## PROBLEM TO SOLVE
Each line below that includes the word "Singapore" adds one to the count; give that count and nothing else.
★ ★ ★ ★
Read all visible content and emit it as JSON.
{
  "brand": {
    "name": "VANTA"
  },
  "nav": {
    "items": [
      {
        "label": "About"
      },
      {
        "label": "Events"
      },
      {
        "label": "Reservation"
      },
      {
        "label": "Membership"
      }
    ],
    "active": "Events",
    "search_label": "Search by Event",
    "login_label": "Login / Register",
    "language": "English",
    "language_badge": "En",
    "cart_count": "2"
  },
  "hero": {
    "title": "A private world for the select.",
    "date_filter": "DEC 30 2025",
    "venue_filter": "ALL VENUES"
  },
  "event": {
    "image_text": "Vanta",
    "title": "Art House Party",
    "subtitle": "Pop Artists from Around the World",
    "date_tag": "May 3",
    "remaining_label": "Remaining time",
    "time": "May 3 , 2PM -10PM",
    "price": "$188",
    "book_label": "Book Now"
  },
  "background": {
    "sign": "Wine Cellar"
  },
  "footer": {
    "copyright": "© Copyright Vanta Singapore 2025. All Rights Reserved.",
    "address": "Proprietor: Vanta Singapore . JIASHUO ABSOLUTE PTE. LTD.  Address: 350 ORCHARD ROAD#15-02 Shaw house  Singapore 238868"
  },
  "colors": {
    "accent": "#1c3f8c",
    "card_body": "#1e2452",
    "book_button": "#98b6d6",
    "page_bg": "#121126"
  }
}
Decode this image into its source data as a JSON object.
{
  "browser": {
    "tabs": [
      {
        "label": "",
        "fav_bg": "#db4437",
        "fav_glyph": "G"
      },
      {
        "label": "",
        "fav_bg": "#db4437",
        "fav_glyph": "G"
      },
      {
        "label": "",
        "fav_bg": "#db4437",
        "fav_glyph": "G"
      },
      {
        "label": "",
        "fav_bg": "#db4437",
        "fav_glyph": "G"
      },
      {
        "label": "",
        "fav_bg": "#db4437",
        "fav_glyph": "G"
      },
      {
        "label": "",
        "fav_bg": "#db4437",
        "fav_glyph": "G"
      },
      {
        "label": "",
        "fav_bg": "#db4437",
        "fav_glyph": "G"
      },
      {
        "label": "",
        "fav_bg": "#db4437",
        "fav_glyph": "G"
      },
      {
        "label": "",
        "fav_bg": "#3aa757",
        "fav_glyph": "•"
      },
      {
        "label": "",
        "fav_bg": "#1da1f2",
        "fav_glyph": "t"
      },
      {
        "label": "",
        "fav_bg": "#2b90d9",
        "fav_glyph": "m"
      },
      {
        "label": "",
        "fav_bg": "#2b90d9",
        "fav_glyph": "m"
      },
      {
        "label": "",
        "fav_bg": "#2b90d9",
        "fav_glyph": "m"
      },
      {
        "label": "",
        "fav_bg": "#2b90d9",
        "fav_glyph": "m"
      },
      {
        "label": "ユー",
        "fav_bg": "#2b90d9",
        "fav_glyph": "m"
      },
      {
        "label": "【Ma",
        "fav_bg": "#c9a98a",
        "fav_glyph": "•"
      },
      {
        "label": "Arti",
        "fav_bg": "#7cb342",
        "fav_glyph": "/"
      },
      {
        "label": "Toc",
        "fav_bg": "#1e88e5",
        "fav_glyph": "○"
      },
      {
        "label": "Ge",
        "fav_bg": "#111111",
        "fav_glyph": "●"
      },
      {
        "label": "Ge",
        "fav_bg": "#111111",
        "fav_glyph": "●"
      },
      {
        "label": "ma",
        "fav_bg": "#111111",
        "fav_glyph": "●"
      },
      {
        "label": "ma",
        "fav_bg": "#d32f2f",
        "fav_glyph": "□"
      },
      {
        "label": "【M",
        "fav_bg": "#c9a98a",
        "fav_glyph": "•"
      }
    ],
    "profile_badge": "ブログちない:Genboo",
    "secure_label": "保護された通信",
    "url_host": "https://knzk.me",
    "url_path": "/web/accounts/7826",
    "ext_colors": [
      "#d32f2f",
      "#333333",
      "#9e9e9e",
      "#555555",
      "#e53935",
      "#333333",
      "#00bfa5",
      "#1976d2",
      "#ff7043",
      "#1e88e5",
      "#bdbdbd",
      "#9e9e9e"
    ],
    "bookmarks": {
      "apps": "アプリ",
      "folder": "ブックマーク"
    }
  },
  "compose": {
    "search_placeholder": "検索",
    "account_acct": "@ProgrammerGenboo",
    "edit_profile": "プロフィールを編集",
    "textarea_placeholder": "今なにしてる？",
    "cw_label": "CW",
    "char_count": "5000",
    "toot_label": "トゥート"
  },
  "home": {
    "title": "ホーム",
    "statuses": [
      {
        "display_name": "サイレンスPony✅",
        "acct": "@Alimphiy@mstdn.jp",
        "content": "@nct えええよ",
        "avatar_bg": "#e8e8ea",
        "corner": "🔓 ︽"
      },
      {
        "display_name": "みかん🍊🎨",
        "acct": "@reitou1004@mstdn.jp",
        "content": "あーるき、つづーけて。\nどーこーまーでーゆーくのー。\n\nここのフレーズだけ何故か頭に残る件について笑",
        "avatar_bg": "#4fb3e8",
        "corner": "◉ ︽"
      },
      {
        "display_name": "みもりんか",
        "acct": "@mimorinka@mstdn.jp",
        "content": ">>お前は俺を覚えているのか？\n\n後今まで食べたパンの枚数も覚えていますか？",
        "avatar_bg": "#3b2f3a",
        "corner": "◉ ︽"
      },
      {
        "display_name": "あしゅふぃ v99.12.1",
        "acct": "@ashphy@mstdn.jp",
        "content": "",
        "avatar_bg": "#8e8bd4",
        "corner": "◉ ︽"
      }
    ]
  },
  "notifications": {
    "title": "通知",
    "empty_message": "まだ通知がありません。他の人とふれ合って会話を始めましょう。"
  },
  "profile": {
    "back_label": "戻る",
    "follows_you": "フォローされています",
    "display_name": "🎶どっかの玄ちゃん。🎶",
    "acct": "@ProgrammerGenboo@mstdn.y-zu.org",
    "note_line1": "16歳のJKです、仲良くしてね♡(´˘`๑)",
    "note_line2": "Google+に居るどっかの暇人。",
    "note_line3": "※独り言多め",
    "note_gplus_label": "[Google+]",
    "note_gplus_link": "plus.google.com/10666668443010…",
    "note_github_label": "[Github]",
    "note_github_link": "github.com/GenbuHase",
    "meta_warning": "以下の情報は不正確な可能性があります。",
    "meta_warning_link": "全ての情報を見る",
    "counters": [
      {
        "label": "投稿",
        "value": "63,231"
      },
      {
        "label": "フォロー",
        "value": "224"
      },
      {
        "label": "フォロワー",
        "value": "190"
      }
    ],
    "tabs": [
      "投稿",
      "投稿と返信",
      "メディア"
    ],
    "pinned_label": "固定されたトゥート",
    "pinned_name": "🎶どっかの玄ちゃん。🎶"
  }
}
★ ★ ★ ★
## OUTPUT OF THE TASK
2